Given records: Begin

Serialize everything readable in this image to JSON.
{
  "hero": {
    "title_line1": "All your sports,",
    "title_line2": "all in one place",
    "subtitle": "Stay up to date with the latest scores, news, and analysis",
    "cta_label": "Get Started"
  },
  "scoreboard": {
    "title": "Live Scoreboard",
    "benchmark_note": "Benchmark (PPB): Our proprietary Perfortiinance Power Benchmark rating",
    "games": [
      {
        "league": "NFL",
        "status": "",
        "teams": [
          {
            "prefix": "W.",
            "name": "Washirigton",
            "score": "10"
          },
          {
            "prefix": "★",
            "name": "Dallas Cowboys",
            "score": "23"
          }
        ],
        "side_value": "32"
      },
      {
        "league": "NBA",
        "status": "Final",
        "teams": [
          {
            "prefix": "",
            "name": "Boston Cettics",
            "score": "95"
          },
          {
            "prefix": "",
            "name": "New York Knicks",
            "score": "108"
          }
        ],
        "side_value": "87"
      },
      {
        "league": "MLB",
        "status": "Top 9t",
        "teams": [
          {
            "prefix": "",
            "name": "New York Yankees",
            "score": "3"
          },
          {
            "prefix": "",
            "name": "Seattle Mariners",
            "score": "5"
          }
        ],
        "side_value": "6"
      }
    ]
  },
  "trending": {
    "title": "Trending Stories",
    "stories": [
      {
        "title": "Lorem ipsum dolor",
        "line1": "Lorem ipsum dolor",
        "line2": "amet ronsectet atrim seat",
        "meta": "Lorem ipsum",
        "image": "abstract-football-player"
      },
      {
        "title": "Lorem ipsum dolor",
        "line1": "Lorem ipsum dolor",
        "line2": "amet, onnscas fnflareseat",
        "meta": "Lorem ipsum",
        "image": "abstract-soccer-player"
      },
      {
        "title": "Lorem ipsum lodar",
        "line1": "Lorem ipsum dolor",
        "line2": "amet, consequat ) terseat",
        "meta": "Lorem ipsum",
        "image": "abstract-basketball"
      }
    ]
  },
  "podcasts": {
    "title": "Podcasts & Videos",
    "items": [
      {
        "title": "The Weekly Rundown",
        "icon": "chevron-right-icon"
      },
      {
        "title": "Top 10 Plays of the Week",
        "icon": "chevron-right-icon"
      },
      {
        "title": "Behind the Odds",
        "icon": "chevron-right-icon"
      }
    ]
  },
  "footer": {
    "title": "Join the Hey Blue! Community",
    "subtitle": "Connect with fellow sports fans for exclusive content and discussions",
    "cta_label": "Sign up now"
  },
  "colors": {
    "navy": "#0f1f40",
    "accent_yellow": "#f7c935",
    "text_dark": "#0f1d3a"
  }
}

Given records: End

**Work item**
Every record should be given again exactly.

**Solution to this problem**
Serialize everything readable in this image to JSON.
{
  "hero": {
    "title_line1": "All your sports,",
    "title_line2": "all in one place",
    "subtitle": "Stay up to date with the latest scores, news, and analysis",
    "cta_label": "Get Started"
  },
  "scoreboard": {
    "title": "Live Scoreboard",
    "benchmark_note": "Benchmark (PPB): Our proprietary Perfortiinance Power Benchmark rating",
    "games": [
      {
        "league": "NFL",
        "status": "",
        "teams": [
          {
            "prefix": "W.",
            "name": "Washirigton",
            "score": "10"
          },
          {
            "prefix": "★",
            "name": "Dallas Cowboys",
            "score": "23"
          }
        ],
        "side_value": "32"
      },
      {
        "league": "NBA",
        "status": "Final",
        "teams": [
          {
            "prefix": "",
            "name": "Boston Cettics",
            "score": "95"
          },
          {
            "prefix": "",
            "name": "New York Knicks",
            "score": "108"
          }
        ],
        "side_value": "87"
      },
      {
        "league": "MLB",
        "status": "Top 9t",
        "teams": [
          {
            "prefix": "",
            "name": "New York Yankees",
            "score": "3"
          },
          {
            "prefix": "",
            "name": "Seattle Mariners",
            "score": "5"
          }
        ],
        "side_value": "6"
      }
    ]
  },
  "trending": {
    "title": "Trending Stories",
    "stories": [
      {
        "title": "Lorem ipsum dolor",
        "line1": "Lorem ipsum dolor",
        "line2": "amet ronsectet atrim seat",
        "meta": "Lorem ipsum",
        "image": "abstract-football-player"
      },
      {
        "title": "Lorem ipsum dolor",
        "line1": "Lorem ipsum dolor",
        "line2": "amet, onnscas fnflareseat",
        "meta": "Lorem ipsum",
        "image": "abstract-soccer-player"
      },
      {
        "title": "Lorem ipsum lodar",
        "line1": "Lorem ipsum dolor",
        "line2": "amet, consequat ) terseat",
        "meta": "Lorem ipsum",
        "image": "abstract-basketball"
      }
    ]
  },
  "podcasts": {
    "title": "Podcasts & Videos",
    "items": [
      {
        "title": "The Weekly Rundown",
        "icon": "chevron-right-icon"
      },
      {
        "title": "Top 10 Plays of the Week",
        "icon": "chevron-right-icon"
      },
      {
        "title": "Behind the Odds",
        "icon": "chevron-right-icon"
      }
    ]
  },
  "footer": {
    "title": "Join the Hey Blue! Community",
    "subtitle": "Connect with fellow sports fans for exclusive content and discussions",
    "cta_label": "Sign up now"
  },
  "colors": {
    "navy": "#0f1f40",
    "accent_yellow": "#f7c935",
    "text_dark": "#0f1d3a"
  }
}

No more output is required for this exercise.